(Dataset rows for apps and sites)
***
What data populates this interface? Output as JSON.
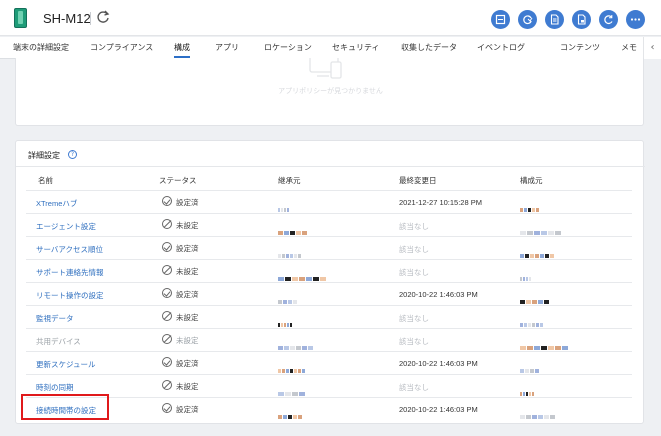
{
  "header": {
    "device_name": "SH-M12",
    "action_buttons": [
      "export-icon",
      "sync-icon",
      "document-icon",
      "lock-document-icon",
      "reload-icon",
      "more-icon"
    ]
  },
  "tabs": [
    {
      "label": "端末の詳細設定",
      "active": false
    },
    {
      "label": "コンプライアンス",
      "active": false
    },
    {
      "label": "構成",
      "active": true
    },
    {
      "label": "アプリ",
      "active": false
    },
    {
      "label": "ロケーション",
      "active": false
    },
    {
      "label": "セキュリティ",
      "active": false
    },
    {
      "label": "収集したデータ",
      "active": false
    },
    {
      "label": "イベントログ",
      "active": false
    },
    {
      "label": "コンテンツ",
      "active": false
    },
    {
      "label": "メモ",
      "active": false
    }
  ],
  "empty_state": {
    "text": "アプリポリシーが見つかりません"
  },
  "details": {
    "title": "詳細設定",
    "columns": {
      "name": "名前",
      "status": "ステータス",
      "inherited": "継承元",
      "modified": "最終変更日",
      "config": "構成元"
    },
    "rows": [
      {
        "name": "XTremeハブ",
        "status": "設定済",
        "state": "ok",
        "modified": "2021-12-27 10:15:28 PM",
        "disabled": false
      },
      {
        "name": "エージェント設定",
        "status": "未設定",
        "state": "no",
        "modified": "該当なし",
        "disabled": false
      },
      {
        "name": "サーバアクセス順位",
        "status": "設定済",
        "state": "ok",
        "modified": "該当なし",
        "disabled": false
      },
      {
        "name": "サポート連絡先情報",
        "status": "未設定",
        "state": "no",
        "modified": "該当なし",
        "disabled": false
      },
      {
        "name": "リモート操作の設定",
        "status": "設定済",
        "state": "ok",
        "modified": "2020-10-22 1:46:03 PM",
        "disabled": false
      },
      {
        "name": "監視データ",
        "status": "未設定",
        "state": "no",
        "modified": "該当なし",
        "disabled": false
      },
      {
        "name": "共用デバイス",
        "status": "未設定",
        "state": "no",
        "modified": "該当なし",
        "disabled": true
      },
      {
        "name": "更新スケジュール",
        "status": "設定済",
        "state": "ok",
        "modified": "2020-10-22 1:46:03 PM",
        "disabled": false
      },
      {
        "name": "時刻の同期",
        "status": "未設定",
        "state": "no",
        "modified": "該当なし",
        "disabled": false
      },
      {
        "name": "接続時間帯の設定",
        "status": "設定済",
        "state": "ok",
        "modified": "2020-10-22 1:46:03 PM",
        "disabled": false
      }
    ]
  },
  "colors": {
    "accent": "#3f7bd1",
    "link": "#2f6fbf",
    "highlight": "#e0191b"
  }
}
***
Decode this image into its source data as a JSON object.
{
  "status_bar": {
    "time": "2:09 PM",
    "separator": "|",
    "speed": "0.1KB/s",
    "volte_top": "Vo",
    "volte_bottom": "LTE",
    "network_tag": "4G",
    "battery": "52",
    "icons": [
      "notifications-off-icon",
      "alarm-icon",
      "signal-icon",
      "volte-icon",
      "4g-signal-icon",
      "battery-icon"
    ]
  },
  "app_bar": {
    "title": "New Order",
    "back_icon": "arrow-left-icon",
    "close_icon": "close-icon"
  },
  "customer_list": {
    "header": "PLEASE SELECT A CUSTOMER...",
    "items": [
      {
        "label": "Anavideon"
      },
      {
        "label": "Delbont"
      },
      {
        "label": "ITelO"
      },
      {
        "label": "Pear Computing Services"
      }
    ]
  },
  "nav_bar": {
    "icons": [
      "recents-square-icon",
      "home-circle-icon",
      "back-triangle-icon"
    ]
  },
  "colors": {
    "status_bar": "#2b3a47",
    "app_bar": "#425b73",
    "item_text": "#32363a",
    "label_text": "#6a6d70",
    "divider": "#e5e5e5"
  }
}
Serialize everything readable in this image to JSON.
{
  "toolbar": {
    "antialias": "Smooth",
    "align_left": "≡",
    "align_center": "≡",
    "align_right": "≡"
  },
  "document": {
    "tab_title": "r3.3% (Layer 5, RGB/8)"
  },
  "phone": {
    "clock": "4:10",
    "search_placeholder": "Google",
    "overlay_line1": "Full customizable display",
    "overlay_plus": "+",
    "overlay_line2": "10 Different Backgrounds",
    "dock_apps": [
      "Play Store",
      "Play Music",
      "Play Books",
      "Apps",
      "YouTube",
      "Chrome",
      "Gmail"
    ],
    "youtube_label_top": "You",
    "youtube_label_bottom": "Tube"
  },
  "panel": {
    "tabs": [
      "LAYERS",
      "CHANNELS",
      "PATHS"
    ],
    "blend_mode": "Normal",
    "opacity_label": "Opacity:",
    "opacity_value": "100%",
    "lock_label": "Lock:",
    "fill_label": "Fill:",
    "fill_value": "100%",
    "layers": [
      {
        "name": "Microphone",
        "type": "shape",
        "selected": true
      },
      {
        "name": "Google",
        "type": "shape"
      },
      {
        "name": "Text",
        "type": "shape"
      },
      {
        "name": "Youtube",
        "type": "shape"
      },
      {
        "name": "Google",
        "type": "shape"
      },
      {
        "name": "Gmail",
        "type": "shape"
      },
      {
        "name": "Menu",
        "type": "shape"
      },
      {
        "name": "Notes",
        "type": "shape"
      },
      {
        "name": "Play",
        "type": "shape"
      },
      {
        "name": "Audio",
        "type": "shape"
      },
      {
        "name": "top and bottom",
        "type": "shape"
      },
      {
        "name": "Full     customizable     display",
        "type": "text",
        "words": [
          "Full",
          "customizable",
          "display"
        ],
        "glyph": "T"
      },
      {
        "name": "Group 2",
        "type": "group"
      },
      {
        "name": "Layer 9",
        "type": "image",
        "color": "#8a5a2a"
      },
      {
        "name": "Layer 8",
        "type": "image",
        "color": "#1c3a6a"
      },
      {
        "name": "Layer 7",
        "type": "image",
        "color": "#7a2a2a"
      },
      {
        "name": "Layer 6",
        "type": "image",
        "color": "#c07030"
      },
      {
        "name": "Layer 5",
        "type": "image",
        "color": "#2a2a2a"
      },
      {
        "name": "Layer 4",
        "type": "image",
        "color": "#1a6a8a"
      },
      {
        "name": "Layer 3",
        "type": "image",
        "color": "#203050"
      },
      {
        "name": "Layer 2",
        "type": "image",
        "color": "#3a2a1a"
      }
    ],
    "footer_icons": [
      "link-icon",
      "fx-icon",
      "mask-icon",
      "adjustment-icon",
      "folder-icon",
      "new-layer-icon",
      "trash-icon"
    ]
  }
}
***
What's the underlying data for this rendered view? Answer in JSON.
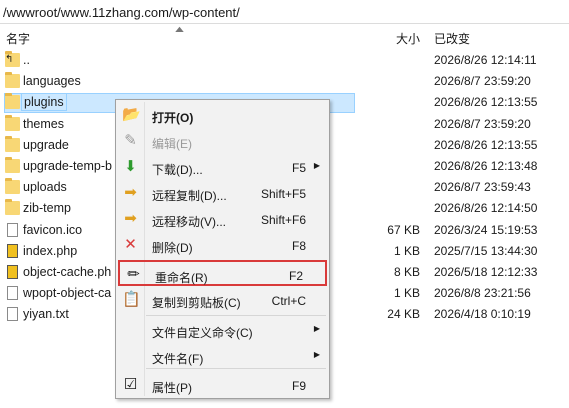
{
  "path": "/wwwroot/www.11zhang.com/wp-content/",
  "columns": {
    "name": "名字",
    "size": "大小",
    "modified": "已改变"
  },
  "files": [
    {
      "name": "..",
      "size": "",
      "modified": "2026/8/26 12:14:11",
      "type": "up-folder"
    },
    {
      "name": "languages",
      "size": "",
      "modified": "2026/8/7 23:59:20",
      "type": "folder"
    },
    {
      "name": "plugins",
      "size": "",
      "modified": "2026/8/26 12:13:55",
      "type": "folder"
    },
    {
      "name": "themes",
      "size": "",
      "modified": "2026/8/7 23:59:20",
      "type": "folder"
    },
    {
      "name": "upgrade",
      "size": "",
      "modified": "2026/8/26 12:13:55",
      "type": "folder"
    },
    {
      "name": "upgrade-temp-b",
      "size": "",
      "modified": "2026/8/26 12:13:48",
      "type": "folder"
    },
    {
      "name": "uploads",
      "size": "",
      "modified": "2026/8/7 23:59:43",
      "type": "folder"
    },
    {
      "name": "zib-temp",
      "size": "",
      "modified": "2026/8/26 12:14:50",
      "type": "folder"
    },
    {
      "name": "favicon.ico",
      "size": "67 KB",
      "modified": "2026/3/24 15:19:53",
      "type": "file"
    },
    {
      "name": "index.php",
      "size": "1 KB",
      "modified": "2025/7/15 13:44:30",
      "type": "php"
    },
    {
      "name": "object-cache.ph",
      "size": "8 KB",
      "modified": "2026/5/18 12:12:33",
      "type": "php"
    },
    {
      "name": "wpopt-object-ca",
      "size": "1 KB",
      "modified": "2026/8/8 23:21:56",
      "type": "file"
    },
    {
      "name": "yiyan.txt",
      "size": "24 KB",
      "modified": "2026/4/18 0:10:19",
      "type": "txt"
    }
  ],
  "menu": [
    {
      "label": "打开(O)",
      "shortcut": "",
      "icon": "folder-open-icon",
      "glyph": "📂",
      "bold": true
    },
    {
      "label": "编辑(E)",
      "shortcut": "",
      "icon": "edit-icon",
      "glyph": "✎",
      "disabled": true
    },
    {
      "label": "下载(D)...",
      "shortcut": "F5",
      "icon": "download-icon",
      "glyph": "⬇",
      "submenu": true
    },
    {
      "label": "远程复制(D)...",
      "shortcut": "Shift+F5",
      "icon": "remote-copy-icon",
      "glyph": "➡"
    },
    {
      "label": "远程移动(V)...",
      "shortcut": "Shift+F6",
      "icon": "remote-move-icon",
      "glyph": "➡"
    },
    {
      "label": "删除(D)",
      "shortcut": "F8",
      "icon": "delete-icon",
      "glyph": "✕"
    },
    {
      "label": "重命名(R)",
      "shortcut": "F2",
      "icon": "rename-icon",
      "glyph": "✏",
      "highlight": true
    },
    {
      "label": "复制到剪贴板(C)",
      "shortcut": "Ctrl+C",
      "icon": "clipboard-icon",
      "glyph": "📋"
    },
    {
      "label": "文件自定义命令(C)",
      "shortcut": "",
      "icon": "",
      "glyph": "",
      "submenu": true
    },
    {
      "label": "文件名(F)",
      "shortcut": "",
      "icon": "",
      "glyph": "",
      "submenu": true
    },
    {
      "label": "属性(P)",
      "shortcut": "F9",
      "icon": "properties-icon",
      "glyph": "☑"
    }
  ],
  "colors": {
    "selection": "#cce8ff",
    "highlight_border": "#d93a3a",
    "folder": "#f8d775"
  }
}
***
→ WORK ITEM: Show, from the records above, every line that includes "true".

→ RESULT OF THIS EXERCISE:
      "active": true
        "disabled": true
        "selected": true
      "bold": true
      "disabled": true
      "submenu": true
      "highlight": true
      "submenu": true
      "submenu": true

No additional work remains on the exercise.